To bring this project to fruition, the City of Clearwater must secure public dollars, "amid an anticipated property tax hike to resolve a budget deficit," according to the Tampa Bay Times' Tracey McManus.

Under preliminary terms reached on Thursday, June 7, the city's proposal entails:

  • requesting $40 million in Pinellas County Tourist Development Council (TDC) bex tax funds
  • applying for $13.7 million state grant
  • using $16 million in Penny for Pinellas sales tax revenue
  • acquiring $10 million contribution from Phillies

The Phillies would also agree to "pay any additional cost overruns and agree to play 20 more years" at the stadium after the current contract expires in 2023, per McManus. A major hurdle, however, is lacking funds due to a $160 million deficit through 2028. As a result, the Pinellas County TDC is allowing City Manager Bill Horne to implement up to a 20 percent property tax increase in the 2019 budget. The city is also in the midst of a $55 million waterfront redevelopment, Imagine Clearwater, however only $5.5 million has been able to fund the project thus far.

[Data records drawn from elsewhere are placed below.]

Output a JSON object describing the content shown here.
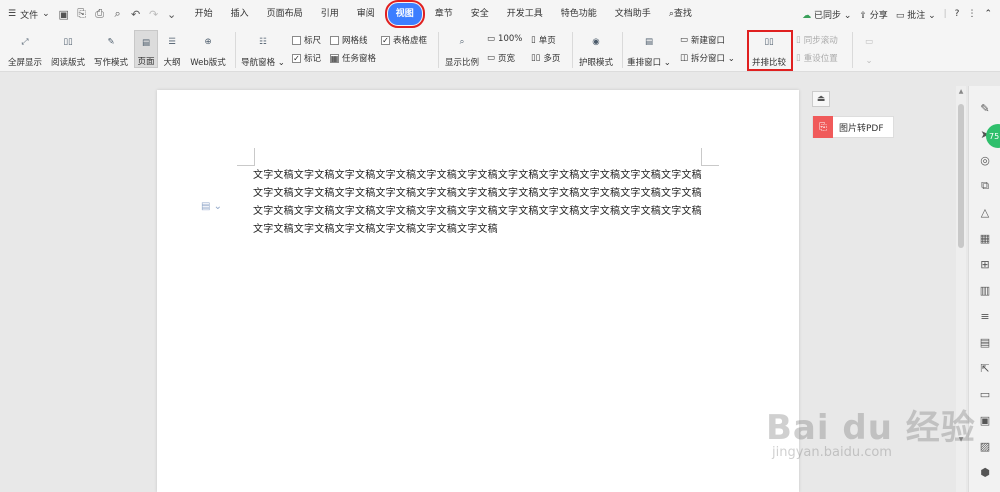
{
  "menubar": {
    "file_label": "文件",
    "tabs": [
      "开始",
      "插入",
      "页面布局",
      "引用",
      "审阅",
      "视图",
      "章节",
      "安全",
      "开发工具",
      "特色功能",
      "文档助手"
    ],
    "search_label": "查找",
    "sync_label": "已同步",
    "share_label": "分享",
    "comment_label": "批注"
  },
  "ribbon": {
    "fullscreen": "全屏显示",
    "reading": "阅读版式",
    "writing": "写作模式",
    "page": "页面",
    "outline": "大纲",
    "web": "Web版式",
    "nav_pane": "导航窗格",
    "ruler": "标尺",
    "gridlines": "网格线",
    "table_gridlines": "表格虚框",
    "marks": "标记",
    "task_pane": "任务窗格",
    "zoom": "显示比例",
    "zoom_100": "100%",
    "page_width": "页宽",
    "single_page": "单页",
    "multi_page": "多页",
    "eye_mode": "护眼模式",
    "rearrange": "重排窗口",
    "new_window": "新建窗口",
    "split_window": "拆分窗口",
    "side_by_side": "并排比较",
    "sync_scroll": "同步滚动",
    "reset_position": "重设位置"
  },
  "document": {
    "body_text": "文字文稿文字文稿文字文稿文字文稿文字文稿文字文稿文字文稿文字文稿文字文稿文字文稿文字文稿文字文稿文字文稿文字文稿文字文稿文字文稿文字文稿文字文稿文字文稿文字文稿文字文稿文字文稿文字文稿文字文稿文字文稿文字文稿文字文稿文字文稿文字文稿文字文稿文字文稿文字文稿文字文稿文字文稿文字文稿文字文稿文字文稿文字文稿文字文稿"
  },
  "floating": {
    "pdf_label": "图片转PDF",
    "badge_text": "75"
  },
  "watermark": {
    "main": "Bai du 经验",
    "sub": "jingyan.baidu.com"
  },
  "colors": {
    "accent": "#3d7eff",
    "highlight": "#e02020",
    "pdf": "#f05a5a",
    "badge": "#2fbf6c"
  }
}
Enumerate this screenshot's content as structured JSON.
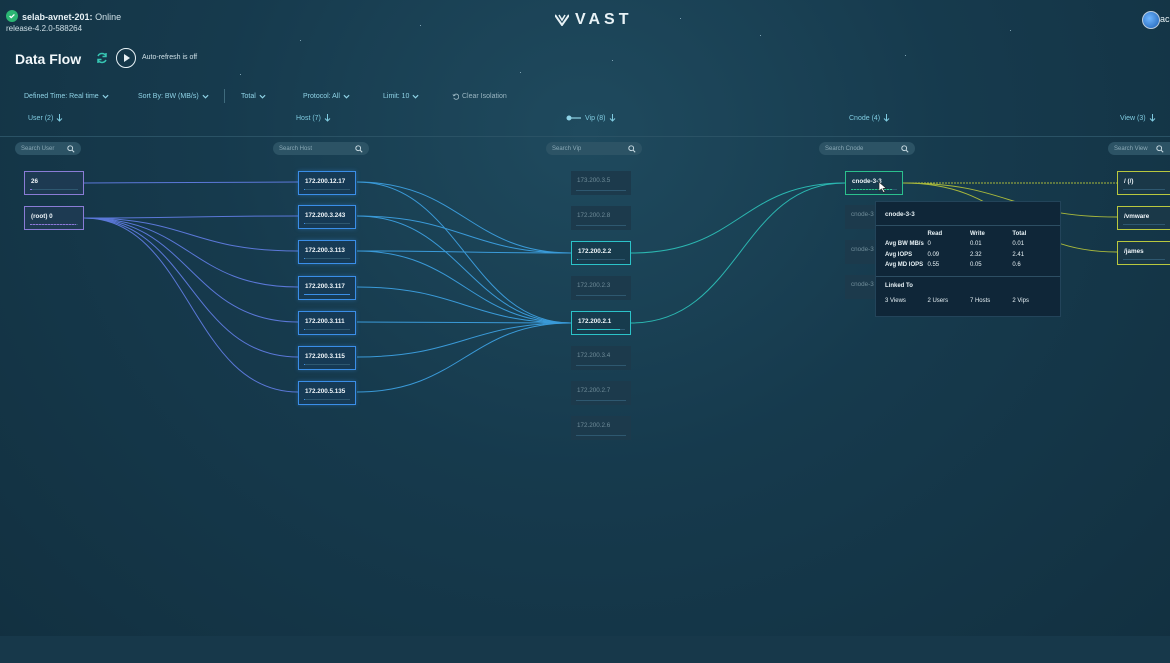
{
  "header": {
    "cluster_name": "selab-avnet-201:",
    "cluster_state": "Online",
    "release": "release-4.2.0-588264",
    "logo_text": "VAST",
    "user_initials": "ac"
  },
  "page": {
    "title": "Data Flow",
    "autorefresh_label": "Auto-refresh is off"
  },
  "filters": {
    "defined_time": "Defined Time: Real time",
    "sort_by": "Sort By: BW (MB/s)",
    "total": "Total",
    "protocol": "Protocol: All",
    "limit": "Limit: 10",
    "clear_isolation": "Clear Isolation"
  },
  "columns": {
    "user": {
      "label": "User (2)",
      "search_placeholder": "Search User"
    },
    "host": {
      "label": "Host (7)",
      "search_placeholder": "Search Host"
    },
    "vip": {
      "label": "Vip (8)",
      "search_placeholder": "Search Vip"
    },
    "cnode": {
      "label": "Cnode (4)",
      "search_placeholder": "Search Cnode"
    },
    "view": {
      "label": "View (3)",
      "search_placeholder": "Search View"
    }
  },
  "users": [
    "26",
    "(root) 0"
  ],
  "hosts": [
    "172.200.12.17",
    "172.200.3.243",
    "172.200.3.113",
    "172.200.3.117",
    "172.200.3.111",
    "172.200.3.115",
    "172.200.5.135"
  ],
  "vips": [
    "173.200.3.5",
    "172.200.2.8",
    "172.200.2.2",
    "172.200.2.3",
    "172.200.2.1",
    "172.200.3.4",
    "172.200.2.7",
    "172.200.2.6"
  ],
  "cnodes": [
    "cnode-3-3",
    "cnode-3",
    "cnode-3",
    "cnode-3"
  ],
  "views": [
    "/ (/)",
    "/vmware",
    "/james"
  ],
  "tooltip": {
    "title": "cnode-3-3",
    "headers": [
      "",
      "Read",
      "Write",
      "Total"
    ],
    "rows": [
      [
        "Avg BW MB/s",
        "0",
        "0.01",
        "0.01"
      ],
      [
        "Avg IOPS",
        "0.09",
        "2.32",
        "2.41"
      ],
      [
        "Avg MD IOPS",
        "0.55",
        "0.05",
        "0.6"
      ]
    ],
    "linked_title": "Linked To",
    "linked": [
      "3  Views",
      "2  Users",
      "7  Hosts",
      "2  Vips"
    ]
  },
  "colors": {
    "user_border": "#8a7cd6",
    "host_border": "#3a8ee8",
    "vip_active_border": "#2bc3c9",
    "cnode_border": "#2bc08d",
    "view_border": "#b9c83e",
    "accent_teal": "#37c6b3"
  }
}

The City of Clearwater's major holdup is acquiring the $40 million in TDC bex taxes, which accounts for most of the project's $79.7 million proposal. Projections, however, show that funding "simply is not there until after 2020," per McManus.

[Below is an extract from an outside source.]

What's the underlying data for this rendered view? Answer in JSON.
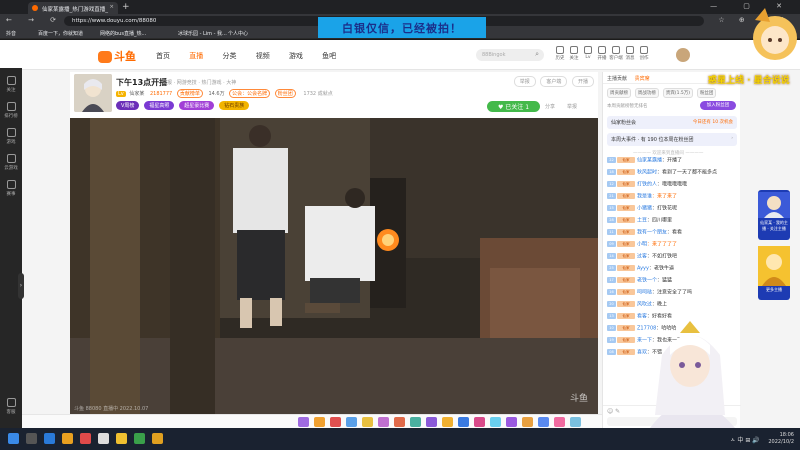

The Spectrum Complex would not be the first stadium-proposed funding project this year for Pinellas County. In April, it allocated $41.7 million toward bed taxes for the $81 million renovation of the Toronto Blue Jays' Dunedin spring complex. To account for the remaining necessary funds, the Blue Jays doubled the Phillies $10 million proposed contribution, along with the City of Dunedin paying $5.6 million and the similar $13.7 million state grant application.

The county-based TDC is funded by a six percent bed tax on hotels and motels, and has already committed to paying $99.8 million through 2020 to "six new and three ongoing projects." By the time those commitments are paid, it would only have $6.3 left to allocate toward the Carpenter Complex, a $33.9 million difference in asking price.

It appears these projects, including the Blue Jays' renovations in Dunedin, have used up most of the funds needed for the Phillies' planned renovations for their respective spring facility.

"We can’t keep up these levels of contributions every year," County Commissioner and TDC chairman Ken Welch told McManus. "At this point we’re not really in spending mode."

Per the City of Clearwater and the Phillies' deal signed in early June, if the city does not acquire the $40 million TDC bed tax commitment, along with the $13.7 million state grant, by the end of 2018, the Phillies could "drop the project and walk away from its pledge to play in Clearwater for another 20 years," per McManus.

The Phillies' last negotiated contract with the City of Clearwater came during construction of Spectrum Field in 2003. The current contract expires in 2023.

McManus describes the current standing of the proposal:

The County Commission is required to approve conceptual plans for stadiums and spring training facilities before the application can move to the TDC for review. It is expected to discuss Clearwater’s application in July.

The TDC process can take 30 to 90 days before the plans go back to the county commission for final approval, said Visit St. Petersburg/Clearwater Chief Operating Officer Tim Ramsberger.

Ramsberger said it would be possible for the county to commit $40 million to the Phillies project this year under the terms that Pinellas doesn’t have to pay anything until after 2020.

McManus notes that it is not clear whether the Phillies would be willing to undergo the project without receiving the bex tax funding from the county until after 2020. Operations Director John Timberlake told McManus earlier in June that the Phillies are "willing to work with the city if efforts to secure funding stretch past Dec. 31."

The Phillies have used Clearwater facilities for spring since 1947. This is the second-longest spring training bond between a city and major league club, only bested by the Detroit Tigers in Lakeland, Florida (1934). In 2017, the Phillies drew a total attendance of 128,236 for 18 home spring training games, or 7,124 per game.